There’s something about the word “networking” that just turns people off. It sounds so clinical; so cold. Many people think of it as asking for a favor before they’ve gotten to know a person.
But really, when people say “networking,” they’re talking about meeting new people who work in the same industry that they do. In normal parlance, this could be called “making friends.”
Although networking is essential for every career path, as someone working in nonprofits, I’ve relied heavily on my circle of friends. I have not only gotten jobs through my connections; I’ve also been able to get feedback on strategy, insight into donors, and critical introductions to program partners. Likewise, I have shared job opportunities, referred consultants, and offered advice to others. By prioritizing networking, I’ve been able to establish myself as an industry expert.
This doesn’t mean that I spend all my free time at staid “networking events” and happy hours. Instead, I try to take advantage of natural opportunities to connect with people in my field and develop more meaningful relationships. Here are a few fresh networking ideas that I’ve found most successful.
1. Start Internally
If you’re like me, you work with a lot of smart people—but if you’re like me, you’re the only one who performs certain functions at your job. But that doesn’t mean that you can’t network with colleagues. Sure, they may not be able to provide insight and advice about how you can improve in your specific role, but they likely have skills and contacts that you could benefit from.
For example, as a fundraiser, I can learn a lot about relationship management and cultivating partners from my policy and lobbying cohorts. So, I make sure to attend any trainings they have and schedule time to grab coffee or lunch whenever our schedules allow. Along the same lines, I’ve learned the most valuable information about strategic planning and evaluation methods from my program colleagues.
And to make sure things don’t get one-sided, I repay the favor by hosting fundraising trainings and prepping staff for donor meetings.
2. Rethink Conferences
Summer is jam-packed with conferences and annual meetings. But rather than think about these events as opportunities to learn, also consider what you can teach. While I’m attending a workshop or panel, for example, I try to think about how I can help each attendee in the room. Either I can ask a smart question during the Q&A time, or I can follow up with individuals afterward and offer my resources.

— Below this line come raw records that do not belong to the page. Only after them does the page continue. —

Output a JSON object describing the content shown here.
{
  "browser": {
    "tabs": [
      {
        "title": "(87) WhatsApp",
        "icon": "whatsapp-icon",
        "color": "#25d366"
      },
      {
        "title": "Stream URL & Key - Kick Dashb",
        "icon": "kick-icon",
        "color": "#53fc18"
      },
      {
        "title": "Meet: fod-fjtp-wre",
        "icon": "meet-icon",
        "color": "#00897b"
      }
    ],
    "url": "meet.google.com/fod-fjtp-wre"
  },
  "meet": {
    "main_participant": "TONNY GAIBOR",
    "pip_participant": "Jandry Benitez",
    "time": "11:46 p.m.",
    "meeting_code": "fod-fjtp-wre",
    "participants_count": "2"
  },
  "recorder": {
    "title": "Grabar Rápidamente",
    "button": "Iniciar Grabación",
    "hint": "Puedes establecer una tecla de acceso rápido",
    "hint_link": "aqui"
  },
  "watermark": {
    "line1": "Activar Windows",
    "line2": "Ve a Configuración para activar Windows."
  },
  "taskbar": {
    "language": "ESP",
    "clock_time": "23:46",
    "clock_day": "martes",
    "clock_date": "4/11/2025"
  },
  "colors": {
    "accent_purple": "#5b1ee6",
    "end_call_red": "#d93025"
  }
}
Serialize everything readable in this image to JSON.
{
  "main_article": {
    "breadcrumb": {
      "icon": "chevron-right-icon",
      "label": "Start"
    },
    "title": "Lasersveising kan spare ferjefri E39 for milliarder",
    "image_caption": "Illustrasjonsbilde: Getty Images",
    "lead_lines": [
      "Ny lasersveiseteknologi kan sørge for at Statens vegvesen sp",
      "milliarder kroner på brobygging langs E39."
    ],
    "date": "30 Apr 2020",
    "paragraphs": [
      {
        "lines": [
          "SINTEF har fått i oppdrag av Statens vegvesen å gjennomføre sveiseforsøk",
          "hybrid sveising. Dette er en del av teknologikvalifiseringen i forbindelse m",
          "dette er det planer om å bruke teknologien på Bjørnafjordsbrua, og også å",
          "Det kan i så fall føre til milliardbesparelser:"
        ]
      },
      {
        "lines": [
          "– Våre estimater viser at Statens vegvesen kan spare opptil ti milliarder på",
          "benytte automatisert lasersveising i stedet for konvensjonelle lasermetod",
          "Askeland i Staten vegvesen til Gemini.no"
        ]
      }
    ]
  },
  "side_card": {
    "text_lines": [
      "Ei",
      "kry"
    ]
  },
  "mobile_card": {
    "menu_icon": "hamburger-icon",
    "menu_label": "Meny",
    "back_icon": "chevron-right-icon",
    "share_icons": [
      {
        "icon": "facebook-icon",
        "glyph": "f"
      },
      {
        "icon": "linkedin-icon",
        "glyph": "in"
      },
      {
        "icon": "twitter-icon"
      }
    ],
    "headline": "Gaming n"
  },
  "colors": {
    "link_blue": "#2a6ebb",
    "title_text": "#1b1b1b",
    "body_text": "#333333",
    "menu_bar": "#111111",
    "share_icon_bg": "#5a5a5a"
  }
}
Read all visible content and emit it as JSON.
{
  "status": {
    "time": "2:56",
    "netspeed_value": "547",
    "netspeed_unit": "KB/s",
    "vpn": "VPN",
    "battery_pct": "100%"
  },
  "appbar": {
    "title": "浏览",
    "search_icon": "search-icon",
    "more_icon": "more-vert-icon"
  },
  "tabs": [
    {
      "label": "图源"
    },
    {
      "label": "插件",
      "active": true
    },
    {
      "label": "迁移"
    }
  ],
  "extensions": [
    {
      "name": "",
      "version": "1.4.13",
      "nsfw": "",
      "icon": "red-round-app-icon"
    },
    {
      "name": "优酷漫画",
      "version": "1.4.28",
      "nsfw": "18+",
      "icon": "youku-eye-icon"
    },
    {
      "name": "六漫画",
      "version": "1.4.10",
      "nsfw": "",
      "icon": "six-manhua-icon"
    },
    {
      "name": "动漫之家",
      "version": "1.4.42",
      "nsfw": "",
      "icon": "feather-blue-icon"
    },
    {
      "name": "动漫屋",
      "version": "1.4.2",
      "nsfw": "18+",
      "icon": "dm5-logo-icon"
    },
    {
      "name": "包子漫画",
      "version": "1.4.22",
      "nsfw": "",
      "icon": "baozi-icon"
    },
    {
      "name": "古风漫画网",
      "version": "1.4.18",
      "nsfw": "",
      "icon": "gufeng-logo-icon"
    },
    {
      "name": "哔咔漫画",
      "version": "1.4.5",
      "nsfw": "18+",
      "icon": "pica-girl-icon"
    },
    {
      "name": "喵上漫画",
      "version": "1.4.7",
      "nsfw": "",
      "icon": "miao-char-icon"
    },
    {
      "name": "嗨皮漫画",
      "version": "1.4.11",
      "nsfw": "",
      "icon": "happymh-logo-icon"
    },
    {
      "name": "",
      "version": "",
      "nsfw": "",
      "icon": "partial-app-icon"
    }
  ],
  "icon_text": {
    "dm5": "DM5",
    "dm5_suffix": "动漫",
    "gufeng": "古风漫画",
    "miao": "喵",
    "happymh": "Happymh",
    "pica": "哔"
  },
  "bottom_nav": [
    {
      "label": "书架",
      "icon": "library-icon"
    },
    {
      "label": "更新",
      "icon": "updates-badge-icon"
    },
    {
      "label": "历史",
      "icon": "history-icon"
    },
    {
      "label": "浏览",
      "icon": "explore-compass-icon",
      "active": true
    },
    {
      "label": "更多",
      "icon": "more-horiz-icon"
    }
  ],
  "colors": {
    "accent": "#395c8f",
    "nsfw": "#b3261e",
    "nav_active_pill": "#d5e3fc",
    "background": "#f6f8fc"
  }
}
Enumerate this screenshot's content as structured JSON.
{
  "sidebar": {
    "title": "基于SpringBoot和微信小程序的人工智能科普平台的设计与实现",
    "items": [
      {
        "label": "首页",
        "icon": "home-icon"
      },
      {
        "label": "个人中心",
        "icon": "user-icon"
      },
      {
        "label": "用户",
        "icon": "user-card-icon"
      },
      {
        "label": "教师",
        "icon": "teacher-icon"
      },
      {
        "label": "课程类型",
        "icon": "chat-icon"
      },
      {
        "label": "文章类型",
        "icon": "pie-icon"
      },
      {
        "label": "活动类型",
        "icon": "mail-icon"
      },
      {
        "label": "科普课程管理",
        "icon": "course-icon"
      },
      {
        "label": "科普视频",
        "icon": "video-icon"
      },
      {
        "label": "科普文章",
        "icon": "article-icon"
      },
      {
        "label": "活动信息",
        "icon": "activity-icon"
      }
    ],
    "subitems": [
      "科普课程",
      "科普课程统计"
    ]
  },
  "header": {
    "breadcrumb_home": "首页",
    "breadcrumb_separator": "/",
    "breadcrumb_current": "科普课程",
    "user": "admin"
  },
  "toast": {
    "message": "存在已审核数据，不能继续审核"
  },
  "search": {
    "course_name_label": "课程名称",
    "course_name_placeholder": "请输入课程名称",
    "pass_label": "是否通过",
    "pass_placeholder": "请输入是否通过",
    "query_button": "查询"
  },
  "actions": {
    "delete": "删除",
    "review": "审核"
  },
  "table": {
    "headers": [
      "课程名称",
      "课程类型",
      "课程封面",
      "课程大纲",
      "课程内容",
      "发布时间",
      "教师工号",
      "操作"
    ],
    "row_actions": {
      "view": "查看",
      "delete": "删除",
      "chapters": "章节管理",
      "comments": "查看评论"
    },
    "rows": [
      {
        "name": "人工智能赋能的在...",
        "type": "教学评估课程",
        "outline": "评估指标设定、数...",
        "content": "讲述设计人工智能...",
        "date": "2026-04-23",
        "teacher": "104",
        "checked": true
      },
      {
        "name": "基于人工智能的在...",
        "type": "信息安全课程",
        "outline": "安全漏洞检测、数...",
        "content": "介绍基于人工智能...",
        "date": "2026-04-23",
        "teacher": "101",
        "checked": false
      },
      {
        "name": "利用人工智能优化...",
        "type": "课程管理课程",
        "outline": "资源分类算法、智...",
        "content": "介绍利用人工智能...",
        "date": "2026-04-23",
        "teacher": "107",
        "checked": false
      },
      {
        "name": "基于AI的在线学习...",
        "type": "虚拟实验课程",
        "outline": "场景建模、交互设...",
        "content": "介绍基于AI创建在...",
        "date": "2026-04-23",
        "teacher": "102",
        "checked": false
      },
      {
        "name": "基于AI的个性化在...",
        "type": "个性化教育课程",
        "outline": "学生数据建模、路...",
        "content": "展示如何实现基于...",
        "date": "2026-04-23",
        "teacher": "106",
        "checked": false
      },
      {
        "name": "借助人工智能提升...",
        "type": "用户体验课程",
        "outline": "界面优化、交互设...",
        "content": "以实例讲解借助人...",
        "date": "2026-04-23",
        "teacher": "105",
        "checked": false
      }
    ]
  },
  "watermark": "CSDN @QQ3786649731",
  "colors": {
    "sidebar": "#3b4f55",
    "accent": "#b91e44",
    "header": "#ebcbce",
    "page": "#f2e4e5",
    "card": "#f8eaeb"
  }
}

Just last week, I attended a seminar. When it ended, I approached one woman and offered to put her in touch with nonprofit writing opportunities. I offered to help another attendee put together a social media plan that would particularly target young activists. I was able to make some great contacts in organizations with which I would love to work someday, and I immediately positioned myself as a problem solver rather than a time waster.
3. Introduce Yourself to Your Heroes
OK, I’m not suggesting that Bill Gates is going to return your calls (trust me, I’ve tried). But your peer at that organization with the program you really admire? He or she just might.
I recently reached out to an organization that my nonprofit works with very closely. I attended its annual event and thought it was a great model for what I’m hoping to establish at my organization. Rather than being concerned about competition, my fellow fundraiser was flattered to hear from me and spent a good 60 minutes graciously explaining the evolution of the event and the resources she needed from her leadership team to make it happen.
In fact, I’ve had these meetings fairly regularly and have only encountered extreme generosity and a desire to help (and yes, it’s resulted in a couple of great job opportunities as well!).
I hope these ideas help you break out of your networking rut and make some connections that can truly transform your career. Relationships can make our lives and our careers fulfilling, so don’t be scared to reach out and establish a real connection.